As ecological and economical changes abound, advancements in air conditioning have appeared to remain stagnant. As cooling costs and temperatures rise, it is important to reevaluate conventional ways of staying cool.
Let’s discuss the confounding variables attributing to the rising cooling costs and ways to combat these changes.
The Problem with Air Conditioning
Air conditioning accounts for at least 5% of all electricity costs accrued annually in the United States.
According to Energy.gov, homeowners are paying out a total of $11 Billion every single year to keep their homes at a temperature they deem comfortable for their family. The United States, reportedly, uses more air conditioning each year than the entire world combined — the amount nearly doubling between 1993 and 2005.
Temperatures on the Rise
According to the Annual Energy Review (PDF) released September 2012 by the U.S. Energy Information Administration, the Cooling-Degree Day (CDD) in July in the United States increased steadily to a record-breaking 411 in 2011. This is nearly double the CDD in July in 2009 and about 100 points above what the EIA regarded as a normal CDD for July based on calculations of data from 1971 through 2000 (see Figure 1). Due to global warming trends, this number will only continue to rise.

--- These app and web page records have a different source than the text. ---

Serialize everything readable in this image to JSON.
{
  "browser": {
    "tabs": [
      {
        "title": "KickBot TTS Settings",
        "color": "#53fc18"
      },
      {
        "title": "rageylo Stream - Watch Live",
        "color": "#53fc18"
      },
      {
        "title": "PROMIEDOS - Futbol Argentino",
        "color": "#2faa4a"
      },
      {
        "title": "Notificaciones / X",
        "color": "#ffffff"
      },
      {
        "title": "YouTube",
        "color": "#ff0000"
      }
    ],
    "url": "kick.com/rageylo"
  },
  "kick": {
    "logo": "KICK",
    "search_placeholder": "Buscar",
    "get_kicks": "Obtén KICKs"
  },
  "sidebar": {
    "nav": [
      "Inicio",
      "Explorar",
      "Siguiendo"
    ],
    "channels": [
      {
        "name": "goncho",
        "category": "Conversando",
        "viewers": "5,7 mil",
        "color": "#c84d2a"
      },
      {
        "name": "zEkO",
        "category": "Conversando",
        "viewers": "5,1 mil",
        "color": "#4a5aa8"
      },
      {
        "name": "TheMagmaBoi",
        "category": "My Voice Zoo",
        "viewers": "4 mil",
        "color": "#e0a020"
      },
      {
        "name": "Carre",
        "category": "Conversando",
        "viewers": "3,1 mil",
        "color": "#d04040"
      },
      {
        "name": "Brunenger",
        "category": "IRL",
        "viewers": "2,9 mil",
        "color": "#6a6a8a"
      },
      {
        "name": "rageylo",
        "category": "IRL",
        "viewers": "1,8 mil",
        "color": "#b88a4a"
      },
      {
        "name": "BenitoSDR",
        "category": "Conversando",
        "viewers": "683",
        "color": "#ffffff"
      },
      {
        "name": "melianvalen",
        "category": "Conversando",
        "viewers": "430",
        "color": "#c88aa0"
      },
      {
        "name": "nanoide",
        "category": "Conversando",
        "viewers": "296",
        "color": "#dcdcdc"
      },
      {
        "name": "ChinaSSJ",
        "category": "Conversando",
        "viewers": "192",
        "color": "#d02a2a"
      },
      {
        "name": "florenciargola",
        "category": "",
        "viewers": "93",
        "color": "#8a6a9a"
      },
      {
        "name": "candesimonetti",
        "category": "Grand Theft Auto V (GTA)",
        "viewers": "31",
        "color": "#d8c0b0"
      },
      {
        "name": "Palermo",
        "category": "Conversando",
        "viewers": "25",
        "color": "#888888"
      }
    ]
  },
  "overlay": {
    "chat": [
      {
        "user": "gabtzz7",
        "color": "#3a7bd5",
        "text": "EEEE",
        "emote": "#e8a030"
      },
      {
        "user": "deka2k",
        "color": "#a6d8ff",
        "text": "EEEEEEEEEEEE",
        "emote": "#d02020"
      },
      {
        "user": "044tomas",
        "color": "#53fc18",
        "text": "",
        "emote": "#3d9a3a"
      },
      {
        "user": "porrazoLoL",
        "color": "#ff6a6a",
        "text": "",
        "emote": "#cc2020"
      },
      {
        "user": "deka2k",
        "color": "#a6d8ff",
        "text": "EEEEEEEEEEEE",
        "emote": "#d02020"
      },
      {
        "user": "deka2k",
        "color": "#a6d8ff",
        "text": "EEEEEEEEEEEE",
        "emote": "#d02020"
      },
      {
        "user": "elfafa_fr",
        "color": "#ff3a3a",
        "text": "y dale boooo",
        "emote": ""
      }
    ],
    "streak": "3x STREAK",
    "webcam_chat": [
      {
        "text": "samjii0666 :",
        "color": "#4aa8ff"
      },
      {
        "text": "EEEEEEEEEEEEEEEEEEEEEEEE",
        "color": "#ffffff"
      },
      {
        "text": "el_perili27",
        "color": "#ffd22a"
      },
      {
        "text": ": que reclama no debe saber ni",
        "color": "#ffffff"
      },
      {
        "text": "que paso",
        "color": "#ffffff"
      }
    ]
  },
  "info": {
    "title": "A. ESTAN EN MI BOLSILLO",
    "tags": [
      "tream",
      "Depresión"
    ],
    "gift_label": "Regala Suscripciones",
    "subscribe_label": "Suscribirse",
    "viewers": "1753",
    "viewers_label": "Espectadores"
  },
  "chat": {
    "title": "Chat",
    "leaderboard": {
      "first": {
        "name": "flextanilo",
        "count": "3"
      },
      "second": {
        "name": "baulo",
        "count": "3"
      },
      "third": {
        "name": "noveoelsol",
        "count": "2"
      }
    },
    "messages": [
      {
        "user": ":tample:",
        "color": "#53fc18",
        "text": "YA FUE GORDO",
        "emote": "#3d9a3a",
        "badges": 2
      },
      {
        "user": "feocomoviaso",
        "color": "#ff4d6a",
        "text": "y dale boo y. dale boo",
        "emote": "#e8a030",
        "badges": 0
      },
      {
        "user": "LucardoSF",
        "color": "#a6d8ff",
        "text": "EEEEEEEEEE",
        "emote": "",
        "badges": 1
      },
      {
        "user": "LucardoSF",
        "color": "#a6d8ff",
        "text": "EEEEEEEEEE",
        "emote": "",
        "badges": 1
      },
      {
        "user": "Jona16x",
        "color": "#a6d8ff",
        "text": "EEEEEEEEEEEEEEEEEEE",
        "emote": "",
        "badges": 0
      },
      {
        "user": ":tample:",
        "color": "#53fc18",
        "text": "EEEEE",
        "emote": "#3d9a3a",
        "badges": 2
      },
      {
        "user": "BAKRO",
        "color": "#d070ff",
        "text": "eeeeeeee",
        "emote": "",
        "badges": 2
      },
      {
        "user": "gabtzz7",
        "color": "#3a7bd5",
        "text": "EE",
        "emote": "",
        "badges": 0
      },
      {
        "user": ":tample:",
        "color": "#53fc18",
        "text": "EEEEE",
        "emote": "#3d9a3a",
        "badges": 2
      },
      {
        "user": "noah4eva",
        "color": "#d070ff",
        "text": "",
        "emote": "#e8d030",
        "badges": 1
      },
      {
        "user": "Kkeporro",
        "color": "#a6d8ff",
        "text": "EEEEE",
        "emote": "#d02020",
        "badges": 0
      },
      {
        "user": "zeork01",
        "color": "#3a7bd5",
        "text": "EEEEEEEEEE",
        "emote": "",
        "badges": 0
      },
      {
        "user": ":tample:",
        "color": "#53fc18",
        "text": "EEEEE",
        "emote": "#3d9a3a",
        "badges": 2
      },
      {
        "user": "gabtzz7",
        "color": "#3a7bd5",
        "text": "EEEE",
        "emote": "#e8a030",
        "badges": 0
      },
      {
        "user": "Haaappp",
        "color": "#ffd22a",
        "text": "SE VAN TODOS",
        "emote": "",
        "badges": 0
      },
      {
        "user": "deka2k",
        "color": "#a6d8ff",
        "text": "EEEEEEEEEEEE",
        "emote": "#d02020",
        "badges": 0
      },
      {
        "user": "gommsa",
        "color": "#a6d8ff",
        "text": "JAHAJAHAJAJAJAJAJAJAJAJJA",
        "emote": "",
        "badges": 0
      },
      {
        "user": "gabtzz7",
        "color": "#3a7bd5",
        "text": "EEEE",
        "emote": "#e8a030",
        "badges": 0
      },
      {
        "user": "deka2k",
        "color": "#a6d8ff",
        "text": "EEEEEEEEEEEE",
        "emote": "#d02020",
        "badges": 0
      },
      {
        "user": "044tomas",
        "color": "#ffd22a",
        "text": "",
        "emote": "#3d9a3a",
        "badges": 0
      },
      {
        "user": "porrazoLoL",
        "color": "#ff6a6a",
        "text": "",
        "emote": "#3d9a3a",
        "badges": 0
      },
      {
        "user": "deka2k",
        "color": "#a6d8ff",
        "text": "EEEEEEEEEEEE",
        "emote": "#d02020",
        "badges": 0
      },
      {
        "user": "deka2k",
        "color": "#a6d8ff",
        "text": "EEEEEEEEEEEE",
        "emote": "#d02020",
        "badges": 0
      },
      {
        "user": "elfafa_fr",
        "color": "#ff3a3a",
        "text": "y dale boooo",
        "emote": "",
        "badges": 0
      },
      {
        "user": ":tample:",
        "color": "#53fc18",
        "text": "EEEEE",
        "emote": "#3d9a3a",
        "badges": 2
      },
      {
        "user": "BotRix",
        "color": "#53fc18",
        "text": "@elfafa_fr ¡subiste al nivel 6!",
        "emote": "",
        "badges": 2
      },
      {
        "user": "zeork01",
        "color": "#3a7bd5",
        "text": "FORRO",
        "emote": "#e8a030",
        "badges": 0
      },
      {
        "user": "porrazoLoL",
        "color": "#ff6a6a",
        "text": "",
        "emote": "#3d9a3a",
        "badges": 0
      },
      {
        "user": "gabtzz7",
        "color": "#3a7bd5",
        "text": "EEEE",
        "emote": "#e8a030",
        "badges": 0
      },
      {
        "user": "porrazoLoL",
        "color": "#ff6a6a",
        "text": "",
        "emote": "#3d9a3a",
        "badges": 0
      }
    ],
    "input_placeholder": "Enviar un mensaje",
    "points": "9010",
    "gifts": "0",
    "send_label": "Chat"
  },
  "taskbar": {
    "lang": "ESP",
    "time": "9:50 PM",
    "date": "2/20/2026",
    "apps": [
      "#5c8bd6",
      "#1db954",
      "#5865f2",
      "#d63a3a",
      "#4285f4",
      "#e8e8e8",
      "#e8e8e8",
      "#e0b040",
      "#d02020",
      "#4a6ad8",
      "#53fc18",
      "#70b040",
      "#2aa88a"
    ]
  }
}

Increased compensation with air conditioning is as much a part of the problem as it is the perceived solution. Air conditioners release an estimated 100 million tons of carbon dioxide into the air on a yearly basis. It is clear that as energy usage and costs rise to meet the increased Cooling-Degree Day, it will not be long before a crisis is upon us.
Home size increases
Another confounding variable to add to the air conditioning equation is the growing trend of larger homes. From the 1970s to the 2000s, the average home square footage has risen significantly in every single region in the United States. The average home built between 1970 and 1980 was less than 1,800 square feet, while the average home built in the 2000s is 2,465 square feet (see Figure 2).
As home sizes increase, the amount of air conditioning needed to keep homes cool will undoubtedly increase. Add this to the increasing CDD, and it is clear that energy consumption caused by air conditioning, already critically high, will continue to rise at an even higher rate. Given our current rates of increase, air conditioning energy consumption is expected to be ten times its current amount by 2050. This begs the question: Is there a way to address this growing energy consumption problem without having to sacrifice the comfort provided by air conditioning? Studies show that if Americans were to take alternative actions to stay cool, air conditioning energy usage could be reduced by as much as 50%.
July Cooling-Degree Day (CDD) in the United States from 2009 to 2011
Average home square footage from the 1970s to the 2000s
How to Stay Cool for Less
The point of air conditioning is to provide a comfortable and livable space for you and your home occupants, despite climate changes. Although rarely considered, there are ways to achieve this goal without relying solely on central air conditioning. Using alternative cooling solutions in conjunction with central AC can lower energy costs, consumption and decrease ozone depletion.
Cooling an entire home, especially in light of previously discussed home construction trends, can be wasteful and unnecessary. In July of 2012, The Washington Post suggested that making air conditioning more energy-efficient will involve more than just altering existing units.
Reporter Brad Plumer describes the effective practices of homeowners in Japan and South Korea who are only focusing on rooms where individuals are sitting, not wasting efforts on cooling an entire empty house. There are typically one or two rooms in a home where occupants spend the majority of their time. If cooling efforts were able to be focused on these spaces, while overall cooling is given less air conditioning effort, energy consumption will be greatly reduced and energy usage will be done more effectively.
The answer is room cooling, also known as spot cooling. Using a smaller cooling option to spot cool necessary areas will give you the freedom to use your central system less aggressively, if at all.
Portable Air Conditioners
Portable air conditioners are not only a viable spot cooling option, but they are specifically designed with this application in mind. They offer the perfect solution to your one-room cooling needs, and their portability allows you to easily move them as your home occupants move from one room to another.
The ecological implications of cutting back on central A/C usage, although imperative, do not paint as pertinent a picture as the realization of the potential savings a portable air conditioner can provide.
If you take the kWh of a unit and multiply it by the cost of electricity in your area, the answer will give you a rough estimate of the average daily operating cost of the unit.
For example, if your central AC system is a 5,000 watt unit and the cost per kWh of electricity in your area is $0.10. Your average daily operating cost, if used all day long, would be $12.00 a day. Similarly, if you use a 1,200 watt portable air conditioner in the same area, the average daily operating cost would be $2.88. If you were to use a portable air conditioner to spot cool your most occupied room and turn your central system off for an entire day, you would save $9.12 in just 24 hours.
Now, imagine how much your savings would accumulate the more days you were able to do this simple practice.
Spot cooling with a portable air conditioner or other room-specific cooling unit can lower your energy consumption and costs. The bottom line is if each American homeowner were to slightly alter the way they cool their home, a significant environmental and financial difference can be made. There is a way to stay comfortable while also acting ecologically and economically responsibly.